Despite my inflated sense of self-importance, I have to admit that no one in the industry really knows who I am. But that’s okay. Even though I spent years working at some high-profile media companies, I’m at best remembered as “that one guy with the hat”. I’m flattered when people remember me enough to recognize the fact that I often enjoy wearing hats, but that’s neither here nor there. To be honest, I rather enjoy the anonymity; it keeps people’s expectations of me low. But for the one or two people who actually care about what I have to say, I would like to state here and now that I am absolutely addicted to minivans. Tricked-out JDM minivans, to be precise.
Back in 2008, I – the guy with no “steez” or a functioning media outlet – somehow convinced Toyota Japan’s corporate types to let me into the Toyota Technocraft facility in Yokohama to shoot the van you see here, the Toyota Mark X ZiO TGDA Concept. Toyota Technocraft, for those who may not be aware, is where Toyota Japan builds all its “specialty” vehicles. Everything from ambulances to JGTC cars, plus the Mark X ZiO TGDA Concept, is made at this top-secret facility, and Toyota let me in to run amok in the place.
I didn’t come alone; accompanying me was famed Max Power UK photographer Andy “Fly” Tipping and videographer Yusaku “Bento” Mizoguchi.

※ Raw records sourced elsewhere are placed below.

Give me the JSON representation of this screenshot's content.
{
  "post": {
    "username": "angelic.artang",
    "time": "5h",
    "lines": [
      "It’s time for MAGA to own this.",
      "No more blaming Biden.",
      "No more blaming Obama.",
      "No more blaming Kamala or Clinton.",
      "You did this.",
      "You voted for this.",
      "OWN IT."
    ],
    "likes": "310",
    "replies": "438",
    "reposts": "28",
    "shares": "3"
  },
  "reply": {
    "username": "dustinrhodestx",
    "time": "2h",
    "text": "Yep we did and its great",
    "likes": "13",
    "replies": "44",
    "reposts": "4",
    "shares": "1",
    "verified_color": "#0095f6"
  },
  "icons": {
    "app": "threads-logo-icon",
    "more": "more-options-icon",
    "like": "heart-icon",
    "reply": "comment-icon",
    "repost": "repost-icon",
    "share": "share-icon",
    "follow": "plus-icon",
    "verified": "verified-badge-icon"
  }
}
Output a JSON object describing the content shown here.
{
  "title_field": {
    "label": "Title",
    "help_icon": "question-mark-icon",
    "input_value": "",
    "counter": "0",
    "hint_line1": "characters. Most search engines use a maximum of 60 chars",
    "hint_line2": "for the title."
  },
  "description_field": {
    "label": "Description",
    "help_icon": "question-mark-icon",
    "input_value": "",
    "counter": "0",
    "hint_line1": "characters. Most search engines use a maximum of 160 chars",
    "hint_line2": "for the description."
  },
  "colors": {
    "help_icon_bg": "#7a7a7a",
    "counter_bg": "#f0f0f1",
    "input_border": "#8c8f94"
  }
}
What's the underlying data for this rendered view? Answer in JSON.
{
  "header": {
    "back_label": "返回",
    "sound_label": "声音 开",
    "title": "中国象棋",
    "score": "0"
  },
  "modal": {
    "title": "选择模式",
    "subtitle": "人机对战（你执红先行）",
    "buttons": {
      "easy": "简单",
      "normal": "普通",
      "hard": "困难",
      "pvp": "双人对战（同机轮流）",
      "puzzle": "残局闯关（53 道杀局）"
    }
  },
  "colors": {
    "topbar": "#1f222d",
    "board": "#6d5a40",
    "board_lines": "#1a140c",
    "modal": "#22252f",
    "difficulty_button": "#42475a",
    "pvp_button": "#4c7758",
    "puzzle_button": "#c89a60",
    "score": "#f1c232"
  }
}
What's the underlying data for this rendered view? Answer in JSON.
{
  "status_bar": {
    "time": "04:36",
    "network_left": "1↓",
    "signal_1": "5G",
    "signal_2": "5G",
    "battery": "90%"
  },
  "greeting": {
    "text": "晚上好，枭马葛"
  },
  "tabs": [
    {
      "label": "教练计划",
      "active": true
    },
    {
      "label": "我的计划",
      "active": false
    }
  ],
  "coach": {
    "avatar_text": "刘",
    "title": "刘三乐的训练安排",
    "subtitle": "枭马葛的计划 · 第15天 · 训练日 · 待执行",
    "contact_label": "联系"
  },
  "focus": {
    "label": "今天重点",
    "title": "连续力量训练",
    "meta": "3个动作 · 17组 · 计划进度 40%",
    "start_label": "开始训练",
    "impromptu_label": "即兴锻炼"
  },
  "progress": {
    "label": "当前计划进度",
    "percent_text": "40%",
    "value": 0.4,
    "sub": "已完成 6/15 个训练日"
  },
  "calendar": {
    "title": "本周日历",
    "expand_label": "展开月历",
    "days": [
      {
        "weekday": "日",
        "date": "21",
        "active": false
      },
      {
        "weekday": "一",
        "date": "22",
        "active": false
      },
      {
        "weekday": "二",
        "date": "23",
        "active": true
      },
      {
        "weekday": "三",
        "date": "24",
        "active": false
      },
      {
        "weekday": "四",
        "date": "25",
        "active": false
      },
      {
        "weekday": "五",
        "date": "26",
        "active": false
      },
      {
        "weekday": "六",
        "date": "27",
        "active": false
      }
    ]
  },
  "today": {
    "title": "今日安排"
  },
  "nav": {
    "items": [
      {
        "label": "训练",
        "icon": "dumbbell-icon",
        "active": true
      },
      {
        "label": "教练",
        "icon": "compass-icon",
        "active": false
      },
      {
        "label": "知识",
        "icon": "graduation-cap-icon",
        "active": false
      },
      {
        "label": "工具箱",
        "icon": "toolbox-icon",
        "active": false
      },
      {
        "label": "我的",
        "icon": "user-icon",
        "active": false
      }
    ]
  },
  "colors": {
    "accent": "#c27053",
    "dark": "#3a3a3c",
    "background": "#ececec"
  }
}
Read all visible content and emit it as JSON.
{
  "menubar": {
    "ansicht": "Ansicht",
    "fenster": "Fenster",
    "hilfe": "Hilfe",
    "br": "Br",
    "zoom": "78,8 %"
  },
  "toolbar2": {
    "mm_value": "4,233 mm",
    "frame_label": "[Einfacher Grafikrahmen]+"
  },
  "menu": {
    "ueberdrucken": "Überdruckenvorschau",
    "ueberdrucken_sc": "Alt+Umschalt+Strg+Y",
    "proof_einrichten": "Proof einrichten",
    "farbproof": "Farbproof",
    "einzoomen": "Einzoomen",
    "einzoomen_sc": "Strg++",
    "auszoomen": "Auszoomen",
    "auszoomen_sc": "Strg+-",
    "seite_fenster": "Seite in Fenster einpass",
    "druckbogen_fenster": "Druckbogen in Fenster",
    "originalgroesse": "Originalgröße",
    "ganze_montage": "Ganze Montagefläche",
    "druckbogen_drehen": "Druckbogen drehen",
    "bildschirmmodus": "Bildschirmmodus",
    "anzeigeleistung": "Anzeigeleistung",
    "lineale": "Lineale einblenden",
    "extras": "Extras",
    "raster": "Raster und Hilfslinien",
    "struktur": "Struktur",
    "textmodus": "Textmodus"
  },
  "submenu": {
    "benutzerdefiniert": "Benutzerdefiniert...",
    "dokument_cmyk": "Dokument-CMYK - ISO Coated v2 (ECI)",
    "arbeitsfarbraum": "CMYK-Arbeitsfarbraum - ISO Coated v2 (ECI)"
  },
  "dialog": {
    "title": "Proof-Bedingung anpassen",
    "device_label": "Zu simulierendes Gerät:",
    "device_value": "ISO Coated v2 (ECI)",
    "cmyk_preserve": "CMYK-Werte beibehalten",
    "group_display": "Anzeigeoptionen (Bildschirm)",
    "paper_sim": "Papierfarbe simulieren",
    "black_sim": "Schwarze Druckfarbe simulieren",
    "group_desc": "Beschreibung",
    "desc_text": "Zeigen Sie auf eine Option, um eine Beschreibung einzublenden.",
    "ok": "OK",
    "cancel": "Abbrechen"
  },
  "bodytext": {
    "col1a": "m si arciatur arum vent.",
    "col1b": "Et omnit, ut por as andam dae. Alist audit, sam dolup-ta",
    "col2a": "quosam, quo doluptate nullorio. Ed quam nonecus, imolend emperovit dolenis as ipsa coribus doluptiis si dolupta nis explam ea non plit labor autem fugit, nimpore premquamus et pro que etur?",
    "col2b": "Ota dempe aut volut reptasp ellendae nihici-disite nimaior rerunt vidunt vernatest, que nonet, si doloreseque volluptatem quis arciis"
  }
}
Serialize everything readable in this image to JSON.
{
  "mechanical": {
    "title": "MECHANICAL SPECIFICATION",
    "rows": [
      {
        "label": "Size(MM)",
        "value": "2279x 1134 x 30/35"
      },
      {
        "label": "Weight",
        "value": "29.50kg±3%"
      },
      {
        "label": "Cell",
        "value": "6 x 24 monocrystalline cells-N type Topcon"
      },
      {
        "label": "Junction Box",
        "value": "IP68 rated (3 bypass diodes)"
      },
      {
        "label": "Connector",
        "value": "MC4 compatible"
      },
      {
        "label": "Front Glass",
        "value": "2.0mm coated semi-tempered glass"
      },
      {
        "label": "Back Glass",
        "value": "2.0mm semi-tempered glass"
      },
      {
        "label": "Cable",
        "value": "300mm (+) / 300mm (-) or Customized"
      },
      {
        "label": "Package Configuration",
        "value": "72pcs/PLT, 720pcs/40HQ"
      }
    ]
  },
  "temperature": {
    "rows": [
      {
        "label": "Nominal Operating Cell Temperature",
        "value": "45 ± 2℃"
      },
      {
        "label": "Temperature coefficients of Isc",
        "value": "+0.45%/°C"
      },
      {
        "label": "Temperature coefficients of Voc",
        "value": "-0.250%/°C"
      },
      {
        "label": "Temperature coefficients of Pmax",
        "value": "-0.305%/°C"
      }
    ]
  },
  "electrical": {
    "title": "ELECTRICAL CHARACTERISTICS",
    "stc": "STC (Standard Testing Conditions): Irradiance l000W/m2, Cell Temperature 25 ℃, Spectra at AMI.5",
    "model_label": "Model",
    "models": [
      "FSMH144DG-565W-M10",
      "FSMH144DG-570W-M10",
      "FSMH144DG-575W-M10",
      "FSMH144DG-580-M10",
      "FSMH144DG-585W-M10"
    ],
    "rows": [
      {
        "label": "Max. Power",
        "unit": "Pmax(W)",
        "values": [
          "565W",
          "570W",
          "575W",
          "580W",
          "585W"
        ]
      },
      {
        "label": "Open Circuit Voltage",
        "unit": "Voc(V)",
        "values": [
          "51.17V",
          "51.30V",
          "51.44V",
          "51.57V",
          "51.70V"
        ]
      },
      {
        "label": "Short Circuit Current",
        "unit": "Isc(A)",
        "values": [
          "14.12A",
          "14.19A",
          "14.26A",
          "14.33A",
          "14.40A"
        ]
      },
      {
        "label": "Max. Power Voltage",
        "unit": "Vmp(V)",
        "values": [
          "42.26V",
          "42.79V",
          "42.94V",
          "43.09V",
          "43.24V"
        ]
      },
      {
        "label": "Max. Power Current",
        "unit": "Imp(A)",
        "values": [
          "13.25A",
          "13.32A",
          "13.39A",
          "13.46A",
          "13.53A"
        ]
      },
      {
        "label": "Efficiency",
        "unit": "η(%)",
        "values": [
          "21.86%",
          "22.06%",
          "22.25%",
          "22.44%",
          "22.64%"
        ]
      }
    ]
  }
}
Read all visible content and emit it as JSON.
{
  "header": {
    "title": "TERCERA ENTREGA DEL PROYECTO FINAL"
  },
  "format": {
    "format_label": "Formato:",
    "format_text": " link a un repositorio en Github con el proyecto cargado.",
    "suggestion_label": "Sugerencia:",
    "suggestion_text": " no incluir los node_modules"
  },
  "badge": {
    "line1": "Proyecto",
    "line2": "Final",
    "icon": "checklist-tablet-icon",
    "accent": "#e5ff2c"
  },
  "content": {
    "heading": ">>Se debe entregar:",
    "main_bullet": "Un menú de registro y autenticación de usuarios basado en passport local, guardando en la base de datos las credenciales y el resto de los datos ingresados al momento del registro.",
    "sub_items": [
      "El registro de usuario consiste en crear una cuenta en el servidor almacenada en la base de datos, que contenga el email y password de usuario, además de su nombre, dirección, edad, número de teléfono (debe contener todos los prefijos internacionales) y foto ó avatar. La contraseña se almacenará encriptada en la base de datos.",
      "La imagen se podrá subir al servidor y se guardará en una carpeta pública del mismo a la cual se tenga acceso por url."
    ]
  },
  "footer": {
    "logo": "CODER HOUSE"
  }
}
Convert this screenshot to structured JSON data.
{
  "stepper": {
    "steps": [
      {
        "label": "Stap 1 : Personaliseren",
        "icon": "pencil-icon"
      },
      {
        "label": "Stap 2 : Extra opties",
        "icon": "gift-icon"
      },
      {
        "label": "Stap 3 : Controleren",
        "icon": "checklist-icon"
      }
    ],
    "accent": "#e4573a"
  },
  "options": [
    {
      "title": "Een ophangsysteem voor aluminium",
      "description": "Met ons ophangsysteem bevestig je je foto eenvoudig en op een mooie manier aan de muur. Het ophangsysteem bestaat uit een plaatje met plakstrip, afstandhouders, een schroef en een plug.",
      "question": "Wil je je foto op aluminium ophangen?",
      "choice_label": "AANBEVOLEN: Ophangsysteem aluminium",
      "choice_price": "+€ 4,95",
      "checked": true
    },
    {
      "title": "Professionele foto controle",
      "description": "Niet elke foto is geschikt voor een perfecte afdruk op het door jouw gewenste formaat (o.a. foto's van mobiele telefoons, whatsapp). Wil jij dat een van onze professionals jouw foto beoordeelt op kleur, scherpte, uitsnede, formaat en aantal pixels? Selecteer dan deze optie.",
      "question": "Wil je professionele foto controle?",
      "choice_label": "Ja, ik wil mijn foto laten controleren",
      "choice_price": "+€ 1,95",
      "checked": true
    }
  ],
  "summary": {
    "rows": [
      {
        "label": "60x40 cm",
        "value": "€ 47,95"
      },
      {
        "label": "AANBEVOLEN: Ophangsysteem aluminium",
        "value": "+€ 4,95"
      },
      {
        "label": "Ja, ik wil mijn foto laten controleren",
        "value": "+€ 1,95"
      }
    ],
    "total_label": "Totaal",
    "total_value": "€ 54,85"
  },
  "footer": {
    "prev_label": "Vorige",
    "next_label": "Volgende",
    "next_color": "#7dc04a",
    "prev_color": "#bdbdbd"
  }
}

Fly took some spectacular shots of the Mark X, which were unfortunately lost forever when his client RiceBoyTV was unceremoniously shut down. The shots you see here are photos I took myself…
This Mark X ZiO TGDA Concept was built by Mooncraft, the same company responsible for many of Toyota’s Super GT cars, so you know the workmanship is nothing less than spectacular. The only body panels this TGDA Concept shares with the stock Mark X are the roof and front doors. Everything else has been removed and replaced – or reworked beyond recognition – to create the wild minivan you see here.
Given our scene’s obsession with all things Super GT/JGTC, plus the fact that Mooncraft has made a kick-ass Super GT car or two in its day, it’s easy to think that Japan’s premier racing series provided the inspiration for this mom-mobile. But the man responsible for the car, Mooncraft’s Kenta Sano, said that his inspiration came from Germany and its DTM race series. Sano-san was quick to illustrate the DTM influence by pointing out the Mark X’s numerous ducts; this thing has more fins than Sea World. As radical as this car looks, it really is just a design exercise; the TGDA Concept’s engine was pretty much stock at the time of the shoot. TRD wanted to add some power; perhaps I should give ‘em a call to see if they gave this van the power to match its looks.
The stock Mark X ZiO is built atop the Camry platform and can be considered the JDM version of the Toyota Venza, and as such it is cursed with a soft and pillowy ride and several inches of fender gap. To get this van’s suspension DTM-tite, Mooncraft added a one-off TRD suspension kit and a custom roll cage to the Mark X ZiO TGDA Concept. While these mods would be considered mild for a time attack car, they bring this minivan’s handling abilities up to respectable levels. Aluminum BBS LM086 DBK rims sit at all four corners and are wrapped in Dunlop Direzza rubber, with Project Mu brakes peeking out from behind the LM spokes.
This is a racecar (technically), so the interior is pretty sparse… Recaro seats with Takata harnesses replace the stock car’s cushy buckets, while the Camry-esque dash and steering wheel have been replaced with sportier TRD-produced units. Not bad at all! I wonder what this Mark X ZiO would look like next to a US market Toyota Venza?
Toyota Mark X ZiO TGDA Concept
Engine: 2GR-FE 3.5L V6
Owner: Toyota Technocraft
Power: 280 PS @ 6200 rpm; 253 (approx) lb-ft @ 4700 rpm
Engine: One-off TRD muffler
Transmission: Does a TRD shift knob count?
Wheels: BBS LMO86 DBK wheels; Dunlop Direzza tires
Suspension: One-off TRD suspension
Brakes: Project Mu rotors and calipers
Aero: One-off TRD front grille, front bumper, front fender, bonnet, side step, rear door, rear fender, door mirror, rear wing, rear bumper
Interior: Recaro seats; Takata harnesses; one-off TRD dash, floor panels, shift knob
A/V: Yes, please. Oh, you mean sound? None.